The first time my dad was "the gift" of Christmas, he had a near-fatal work accident. Dad was an iron worker and a ladder gave way, plummeting him thirty-five feet. That was 1970 if memory serves me correctly. He still bears many of the scars from that accident. I was in grade school. The great joy was that Dad came home from a protracted hospital stay, on Christmas Eve! In retrospect, that was probably too early, but I think he was ready to be out of that place as well.

Yes, that is etched into my memory. It's probably etched into my DNA.

The second was quite different. I live nearly two thousand miles from my parents, and a few years back, my dad suffered a stroke. The reality of aging is not lost on me. I have no delusions that I or any of my family will dodge the maladies that are common with getting old. I know we each have a finite number of days and that is that. But a stroke is mysterious. It can leave invisible scars and long lasting effects without warning. And, as if that was not enough, it can be abruptly fatal.

So that December, as my dad lay in a hospital bed in Duluth, Minnesota, partially paralyzed and unable to speak, I frantically scrambled to make emergency travel plans. One of my sisters intercepted me before I made the trip and suggested that Dad seemed to be stable with signs of pending improvement. Her advice was that if I showed up, Dad might give himself up.

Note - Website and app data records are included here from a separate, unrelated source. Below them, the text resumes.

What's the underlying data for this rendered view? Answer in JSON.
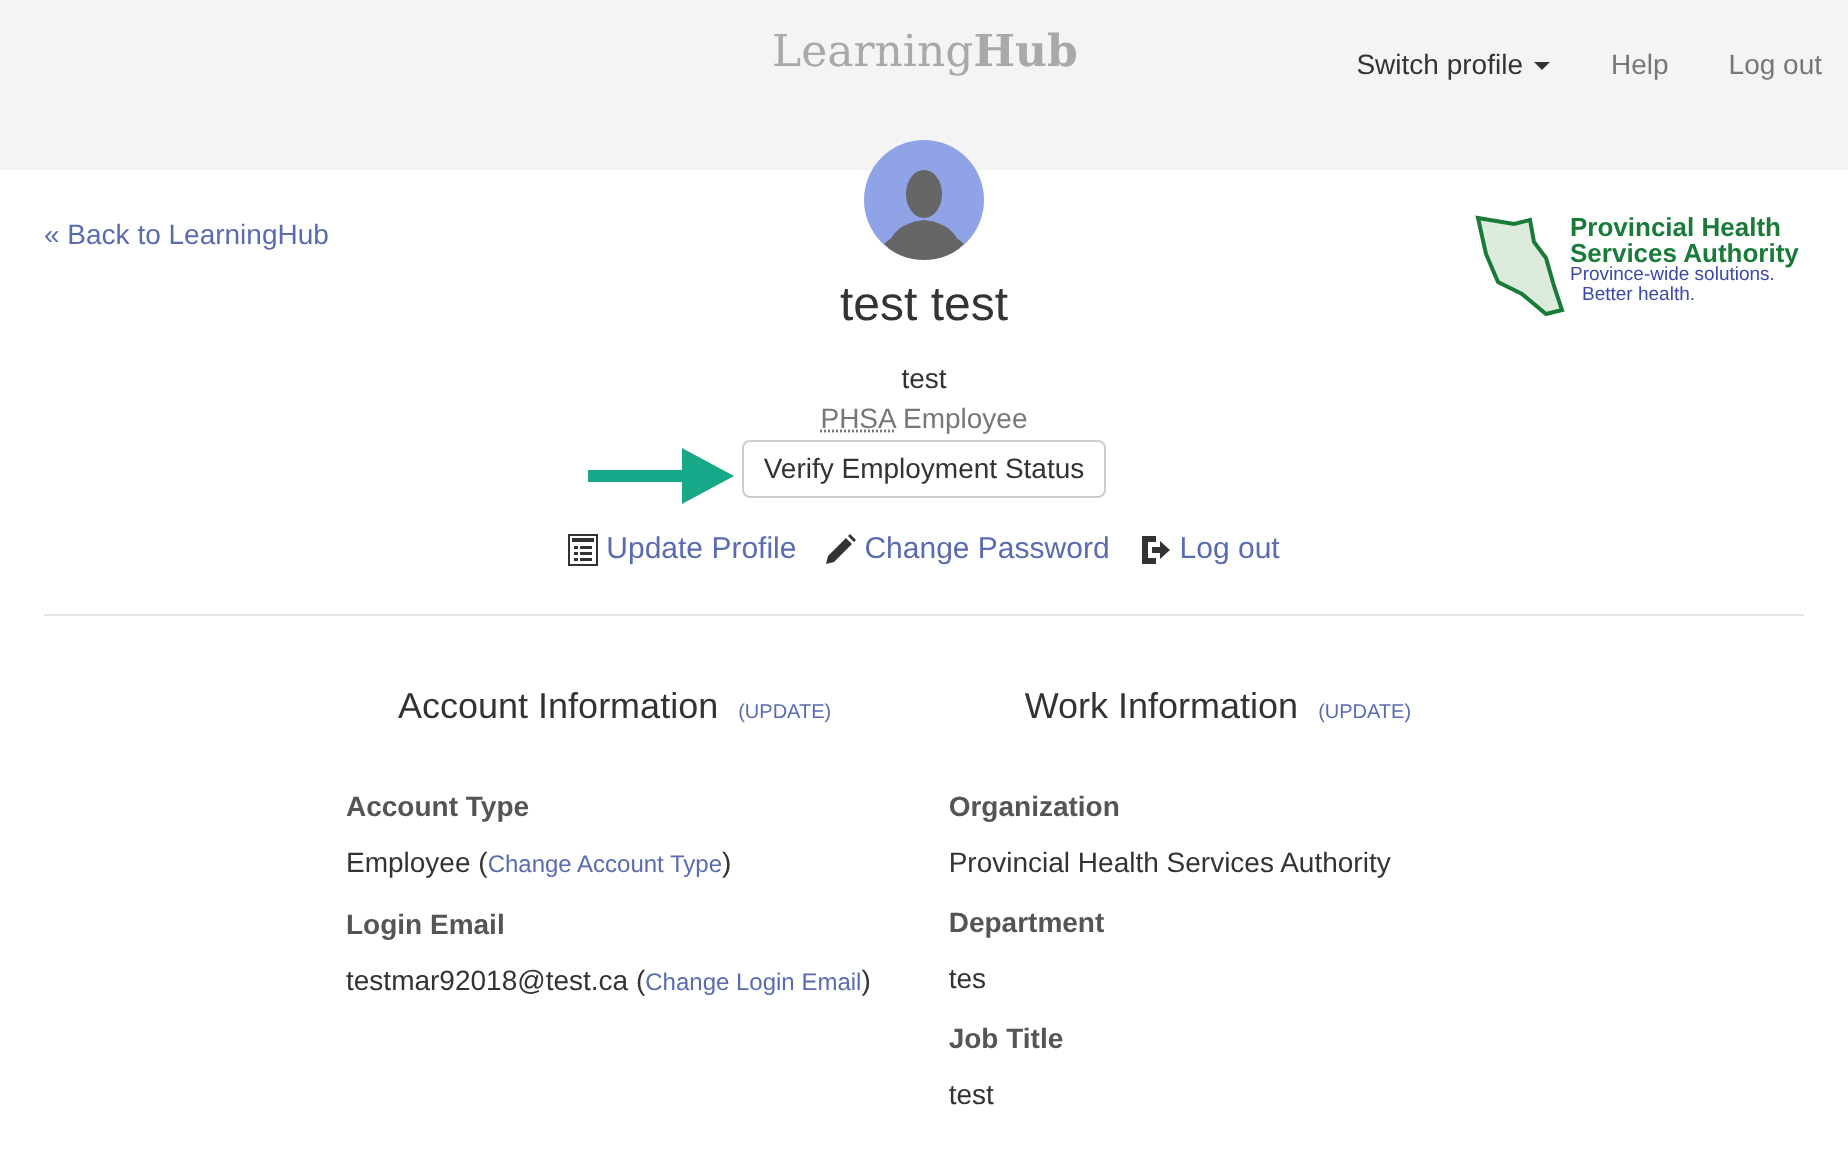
{
  "header": {
    "logo": {
      "light": "Learning",
      "bold": "Hub"
    },
    "nav": [
      {
        "label": "Switch profile",
        "dropdown": true,
        "selected": true
      },
      {
        "label": "Help",
        "dropdown": false,
        "selected": false
      },
      {
        "label": "Log out",
        "dropdown": false,
        "selected": false
      }
    ]
  },
  "back_link": "« Back to LearningHub",
  "org_logo": {
    "lines": [
      "Provincial Health",
      "Services Authority"
    ],
    "tagline": [
      "Province-wide solutions.",
      "Better health."
    ]
  },
  "profile": {
    "name": "test test",
    "username": "test",
    "role": {
      "abbr": "PHSA",
      "text": "Employee"
    },
    "verify_button": "Verify Employment Status",
    "actions": [
      {
        "kind": "list",
        "label": "Update Profile"
      },
      {
        "kind": "pencil",
        "label": "Change Password"
      },
      {
        "kind": "logout",
        "label": "Log out"
      }
    ]
  },
  "sections": [
    {
      "title": "Account Information",
      "update": "(UPDATE)",
      "fields": [
        {
          "label": "Account Type",
          "parts": [
            {
              "text": "Employee (",
              "link": false
            },
            {
              "text": "Change Account Type",
              "link": true
            },
            {
              "text": ")",
              "link": false
            }
          ]
        },
        {
          "label": "Login Email",
          "parts": [
            {
              "text": "testmar92018@test.ca (",
              "link": false
            },
            {
              "text": "Change Login Email",
              "link": true
            },
            {
              "text": ")",
              "link": false
            }
          ]
        }
      ]
    },
    {
      "title": "Work Information",
      "update": "(UPDATE)",
      "fields": [
        {
          "label": "Organization",
          "parts": [
            {
              "text": "Provincial Health Services Authority",
              "link": false
            }
          ]
        },
        {
          "label": "Department",
          "parts": [
            {
              "text": "tes",
              "link": false
            }
          ]
        },
        {
          "label": "Job Title",
          "parts": [
            {
              "text": "test",
              "link": false
            }
          ]
        }
      ]
    }
  ]
}
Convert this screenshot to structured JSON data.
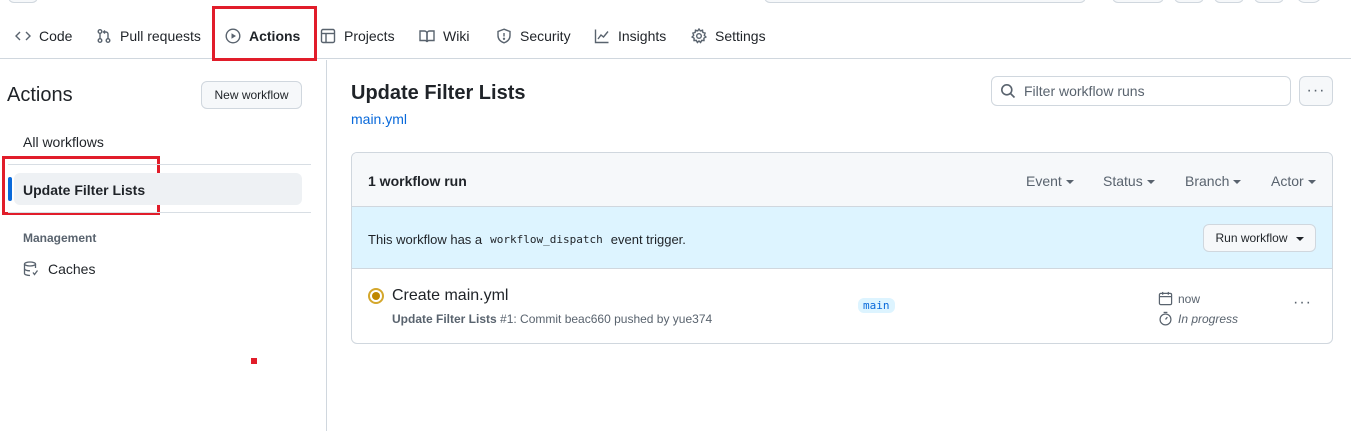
{
  "nav": {
    "items": [
      {
        "label": "Code",
        "icon": "code-icon"
      },
      {
        "label": "Pull requests",
        "icon": "git-pull-request-icon"
      },
      {
        "label": "Actions",
        "icon": "play-icon"
      },
      {
        "label": "Projects",
        "icon": "table-icon"
      },
      {
        "label": "Wiki",
        "icon": "book-icon"
      },
      {
        "label": "Security",
        "icon": "shield-icon"
      },
      {
        "label": "Insights",
        "icon": "graph-icon"
      },
      {
        "label": "Settings",
        "icon": "gear-icon"
      }
    ]
  },
  "sidebar": {
    "title": "Actions",
    "new_workflow_label": "New workflow",
    "all_workflows_label": "All workflows",
    "active_workflow_label": "Update Filter Lists",
    "management_label": "Management",
    "caches_label": "Caches"
  },
  "main": {
    "title": "Update Filter Lists",
    "file_link": "main.yml",
    "filter_placeholder": "Filter workflow runs",
    "more_label": "···",
    "runs_count": "1 workflow run",
    "filters": [
      "Event",
      "Status",
      "Branch",
      "Actor"
    ],
    "dispatch": {
      "before": "This workflow has a",
      "code": "workflow_dispatch",
      "after": "event trigger.",
      "run_button": "Run workflow"
    },
    "run": {
      "title": "Create main.yml",
      "workflow_name": "Update Filter Lists",
      "details": "#1: Commit beac660 pushed by yue374",
      "branch": "main",
      "time": "now",
      "status": "In progress",
      "more_label": "···"
    }
  },
  "colors": {
    "accent_blue": "#0969da",
    "highlight_red": "#e11d2a",
    "in_progress": "#bf8700",
    "info_bg": "#ddf4ff"
  }
}
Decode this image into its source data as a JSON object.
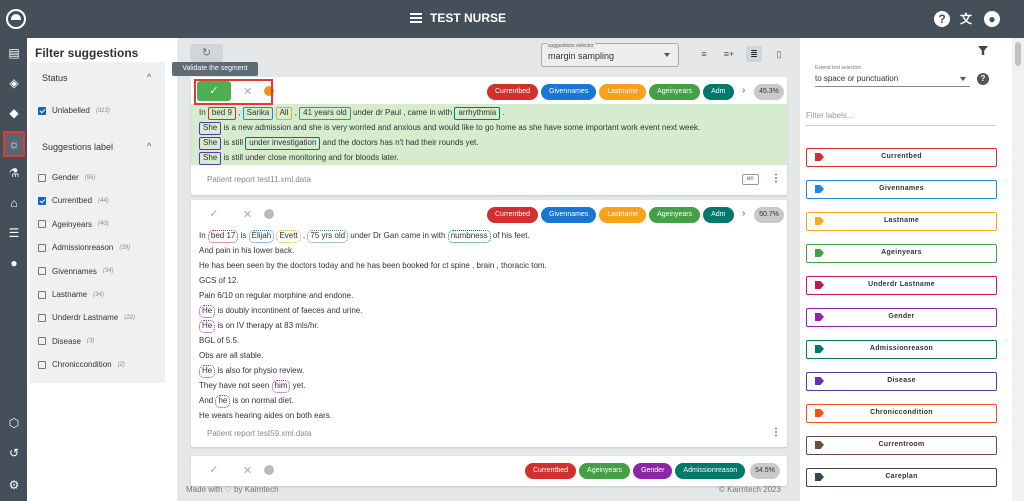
{
  "app": {
    "title": "TEST NURSE"
  },
  "filter": {
    "title": "Filter suggestions",
    "status_heading": "Status",
    "status_items": [
      {
        "label": "Unlabelled",
        "count": "(313)",
        "checked": true
      }
    ],
    "labels_heading": "Suggestions label",
    "label_items": [
      {
        "label": "Gender",
        "count": "(95)",
        "checked": false
      },
      {
        "label": "Currentbed",
        "count": "(44)",
        "checked": true
      },
      {
        "label": "Ageinyears",
        "count": "(40)",
        "checked": false
      },
      {
        "label": "Admissionreason",
        "count": "(39)",
        "checked": false
      },
      {
        "label": "Givennames",
        "count": "(34)",
        "checked": false
      },
      {
        "label": "Lastname",
        "count": "(34)",
        "checked": false
      },
      {
        "label": "Underdr Lastname",
        "count": "(22)",
        "checked": false
      },
      {
        "label": "Disease",
        "count": "(3)",
        "checked": false
      },
      {
        "label": "Chroniccondition",
        "count": "(2)",
        "checked": false
      }
    ]
  },
  "toolbar": {
    "selector_label": "suggestions selector",
    "selector_value": "margin sampling",
    "tooltip": "Validate the segment"
  },
  "cards": [
    {
      "chips": [
        {
          "label": "Currentbed",
          "color": "#d32f2f"
        },
        {
          "label": "Givennames",
          "color": "#1976d2"
        },
        {
          "label": "Lastname",
          "color": "#f9a11b"
        },
        {
          "label": "Ageinyears",
          "color": "#43a047"
        },
        {
          "label": "Adm",
          "color": "#00796b"
        }
      ],
      "score": "45.3%",
      "text": {
        "t0": "In",
        "e_bed": "bed 9",
        "t1": ",",
        "e_sarika": "Sarika",
        "e_all": "All",
        "e_age": "41 years old",
        "t2": "under dr Paul , came in with",
        "e_arr": "arrhythmia",
        "t3": ".",
        "e_she1": "She",
        "t4": "is a new admission and she is very worried and anxious and would like to go home as she have some important work event next week.",
        "e_she2": "She",
        "t5": "is still",
        "e_under": "under investigation",
        "t6": "and the doctors has n't had their rounds yet.",
        "e_she3": "She",
        "t7": "is still under close monitoring and for bloods later."
      },
      "footer": "Patient report test11.xml.data",
      "lang": "en"
    },
    {
      "chips": [
        {
          "label": "Currentbed",
          "color": "#d32f2f"
        },
        {
          "label": "Givennames",
          "color": "#1976d2"
        },
        {
          "label": "Lastname",
          "color": "#f9a11b"
        },
        {
          "label": "Ageinyears",
          "color": "#43a047"
        },
        {
          "label": "Adm",
          "color": "#00796b"
        }
      ],
      "score": "50.7%",
      "text": {
        "t0": "In",
        "s_bed": "bed 17",
        "t1": "is",
        "s_elijah": "Elijah",
        "s_evett": "Evett",
        "t2": ",",
        "s_age": "75 yrs old",
        "t3": "under Dr Gan came in with",
        "s_numb": "numbness",
        "t4": "of his feet.",
        "l2": "And pain in his lower back.",
        "l3": "He has been seen by the doctors today and he has been booked for ct spine , brain , thoracic tom.",
        "l4": "GCS of 12.",
        "l5": "Pain 6/10 on regular morphine and endone.",
        "s_he1": "He",
        "l6": "is doubly incontinent of faeces and urine.",
        "s_he2": "He",
        "l7": "is on IV therapy at 83 mls/hr.",
        "l8": "BGL of 5.5.",
        "l9": "Obs are all stable.",
        "s_he3": "He",
        "l10": "is also for physio review.",
        "l11a": "They have not seen",
        "s_him": "him",
        "l11b": "yet.",
        "l12a": "And",
        "s_he4": "he",
        "l12b": "is on normal diet.",
        "l13": "He wears hearing aides on both ears."
      },
      "footer": "Patient report test59.xml.data"
    },
    {
      "chips": [
        {
          "label": "Currentbed",
          "color": "#d32f2f"
        },
        {
          "label": "Ageinyears",
          "color": "#43a047"
        },
        {
          "label": "Gender",
          "color": "#8e24aa"
        },
        {
          "label": "Admissionreason",
          "color": "#00796b"
        }
      ],
      "score": "54.5%"
    }
  ],
  "footer": {
    "made": "Made with ♡ by Kairntech",
    "copy": "©   Kairntech 2023"
  },
  "right": {
    "extend_label": "Extend text selection",
    "extend_value": "to space or punctuation",
    "filter_placeholder": "Filter labels...",
    "labels": [
      {
        "label": "Currentbed",
        "color": "#d32f2f"
      },
      {
        "label": "Givennames",
        "color": "#1e88e5"
      },
      {
        "label": "Lastname",
        "color": "#f9a825"
      },
      {
        "label": "Ageinyears",
        "color": "#43a047"
      },
      {
        "label": "Underdr Lastname",
        "color": "#c2185b"
      },
      {
        "label": "Gender",
        "color": "#8e24aa"
      },
      {
        "label": "Admissionreason",
        "color": "#00796b"
      },
      {
        "label": "Disease",
        "color": "#5e35b1"
      },
      {
        "label": "Chroniccondition",
        "color": "#f4511e"
      },
      {
        "label": "Currentroom",
        "color": "#6d4c41"
      },
      {
        "label": "Careplan",
        "color": "#37474f"
      }
    ]
  }
}
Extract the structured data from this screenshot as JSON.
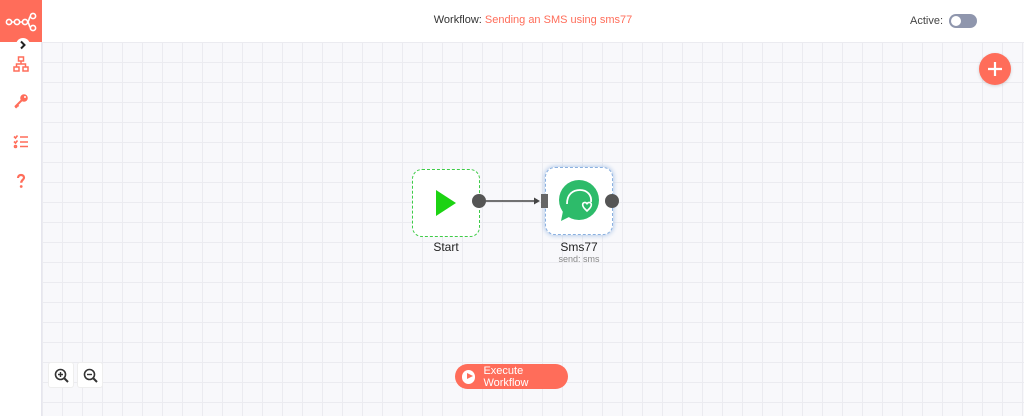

If you do not understand what a conundrum is, re-read that last paragraph.

I stayed home. I put on a confident facade for my wife and kids. And I died a little inside.

I resented Dad's condition of helplessness, and I resented my own. I am a boat builder by trade. I have no idea how to fix stroke victims. The image if my dad, Iron Man, in such a condition really got to me. Then I heard a song on the radio. It was a familiar Christmas song that had been one of my favorites from the first time I heard it. You may be familiar with it: Mary Did You Know.

One of the lines in the song says:
The lame will leap,
the dumb will speak
the praises of the Lamb

I can't say I had any Divine Revelation or assurance of my dad's recovery. It was that it spoke to me at a very deep level and I drew comfort from it. He did recover very well, and Dad was once again home before Christmas.

Consequently, every time I visit with Dad I am reminded of that song. And every time I hear that song, I am reminded of that uncertain time with my dad.

Here is a brilliantly done a cappella version of the song by a group called Pentatonix.

Mary, Did You Know? - Pentatonix